Some of the best material for a column such as this, with historical anecdotes as its principal focus, comes from unexpected sources. More about that later, but let me just say that today we're going to look at Perry's first physician, Dr. Thomas McIntyre Cullimore, M.D. We don't hear much about him now and that's a shame because his story, although it has a tragic ending, sheds welcome light on our understanding of the era of the Cherokee Outlet land run, the greatest event of its kind in all of history.

We'll call on Clarence M. Cullimore Mercer, the great-grandson of Dr. Cullimore, to tell the tale. It begins here:

"My father's paternal grandfather was Thomas McIntyre Cullimore, M.D., of Jacksonville, Ill. He was a Congregationalist and a gentle man. According to family stories, Thomas and his sons, Clarence, age 3, and Reginald Allen, aged 5 (?), were among the assembly on the line of the opening of the Cherokee Strip in a black, two-wheel buggy. He must have been concerned at the harsh language and unreserved attitudes of his fellow runners; obviously (they were) not Victorian men of fashion.
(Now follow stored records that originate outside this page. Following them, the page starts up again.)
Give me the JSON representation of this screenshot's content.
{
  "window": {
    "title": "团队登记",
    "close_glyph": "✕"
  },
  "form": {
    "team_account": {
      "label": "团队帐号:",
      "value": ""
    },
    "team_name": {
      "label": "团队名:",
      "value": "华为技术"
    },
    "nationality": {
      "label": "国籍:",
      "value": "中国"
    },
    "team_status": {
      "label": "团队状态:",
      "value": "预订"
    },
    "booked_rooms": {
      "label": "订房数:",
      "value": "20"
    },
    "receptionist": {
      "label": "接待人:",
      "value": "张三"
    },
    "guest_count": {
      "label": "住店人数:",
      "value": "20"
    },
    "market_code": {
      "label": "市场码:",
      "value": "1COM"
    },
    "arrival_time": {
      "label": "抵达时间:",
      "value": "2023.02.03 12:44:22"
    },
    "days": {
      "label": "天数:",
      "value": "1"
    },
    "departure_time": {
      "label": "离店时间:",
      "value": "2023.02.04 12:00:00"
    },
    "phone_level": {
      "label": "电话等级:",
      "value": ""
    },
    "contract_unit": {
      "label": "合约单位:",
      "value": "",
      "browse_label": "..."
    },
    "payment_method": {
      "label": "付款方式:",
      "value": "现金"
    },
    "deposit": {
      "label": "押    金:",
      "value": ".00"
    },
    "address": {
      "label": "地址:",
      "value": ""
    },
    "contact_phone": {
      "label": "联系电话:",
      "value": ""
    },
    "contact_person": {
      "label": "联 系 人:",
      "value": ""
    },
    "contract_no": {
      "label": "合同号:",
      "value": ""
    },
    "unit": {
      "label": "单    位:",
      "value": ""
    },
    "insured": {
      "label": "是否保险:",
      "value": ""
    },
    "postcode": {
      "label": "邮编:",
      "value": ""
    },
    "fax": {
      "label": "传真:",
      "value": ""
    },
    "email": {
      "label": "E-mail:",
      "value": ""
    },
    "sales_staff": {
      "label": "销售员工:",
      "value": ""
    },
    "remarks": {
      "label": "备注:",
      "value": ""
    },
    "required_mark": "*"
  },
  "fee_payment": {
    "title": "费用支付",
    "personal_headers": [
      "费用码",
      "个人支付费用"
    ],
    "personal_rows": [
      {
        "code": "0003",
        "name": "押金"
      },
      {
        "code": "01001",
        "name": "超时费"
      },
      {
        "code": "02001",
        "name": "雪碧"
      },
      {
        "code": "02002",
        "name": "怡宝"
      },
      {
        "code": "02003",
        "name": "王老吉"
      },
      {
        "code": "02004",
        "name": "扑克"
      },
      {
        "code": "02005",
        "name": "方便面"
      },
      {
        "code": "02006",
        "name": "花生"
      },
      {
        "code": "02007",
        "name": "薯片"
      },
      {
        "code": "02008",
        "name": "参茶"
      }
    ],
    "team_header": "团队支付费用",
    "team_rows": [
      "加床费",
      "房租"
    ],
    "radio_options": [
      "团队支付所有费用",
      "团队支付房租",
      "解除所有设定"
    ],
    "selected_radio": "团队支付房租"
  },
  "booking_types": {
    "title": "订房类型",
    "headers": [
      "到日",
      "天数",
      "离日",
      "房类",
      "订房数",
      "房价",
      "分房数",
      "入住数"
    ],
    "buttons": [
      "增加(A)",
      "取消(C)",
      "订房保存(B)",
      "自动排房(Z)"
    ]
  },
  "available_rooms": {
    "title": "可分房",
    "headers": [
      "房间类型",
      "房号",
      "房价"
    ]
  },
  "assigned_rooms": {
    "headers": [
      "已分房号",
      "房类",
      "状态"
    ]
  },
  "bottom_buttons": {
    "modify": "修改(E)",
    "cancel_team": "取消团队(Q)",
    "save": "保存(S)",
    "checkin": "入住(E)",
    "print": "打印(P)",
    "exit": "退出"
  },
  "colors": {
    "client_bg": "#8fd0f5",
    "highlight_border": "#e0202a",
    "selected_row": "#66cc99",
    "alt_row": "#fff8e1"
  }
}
"My grandfather told me when I was a teen, and (this) was re-related by his surviving spouse, Rosemary Thieland Cullimore, that his dad drove his buggy into the distance at the sound of the cannon, and lit on a well-placed piece of land, near water, and started to drive his stake and set up a monument of stone around it. Several well-armed and burly riders came up on horseback and told him the land was already taken. He pointed out that the land was, according to the military, unoccupied. For his remark the men took him, beat and kicked him to unconsciousness and put him in the wagon with his crying boys. Reginald was forced to drive away. (Dr. Cullimore) regained consciousness and took to looking for another parcel. As he was preparing to drive his stake two men rode up, swore at him, dismounted and pistol whipped him, robbed him and put him back in the wagon.

"Reginald drove until he came to a settlement. It was Perry. With the help of some kind people there, the boys set up their tent and cared for the horse. They were fed and looked after until Thomas finally healed enough to walk and drive. But he had many internal pains, black stools and occasionally coughed up blood. He owed money to the folks that had cared for him and his boys, so he hung a shingle on his tent. At that point, he was the only M.D. between Kansas and Guthrie. He did what he could to pay his debt and make enough to return by train to Illinois because he was not up to the long wagon trip. (Editor's note: Dr. Cullimore remained in Perry three years. He died March 3, 1899, in Jacksonville, Ill.)

"In the story of 'The Widow's Gun, in a historical society publication, there is reference to the 'Buggy Doctor.' It was Thomas McIntyre Cullimore. In the remaining six years of his life he tried to cure himself of his internal injuries, but eventually he died from them. His wife, Mary Joy Cullimore, moved to Berkeley, California, and resided there well into the 20th century. Reginald became dean of the New Jersey University of Engineering, and Clarence's life almost ran like the chronicles of Indiana Jones -- being an officer in World War I, a historian, archaeologist, a teacher, builder and architect, and one of the innovators of the California Junior College System. I believe both Reginald and Clarence were listed in 'Who's Who' in the 1940s and early 1950s."

More on this subject in the next Northwest Corner.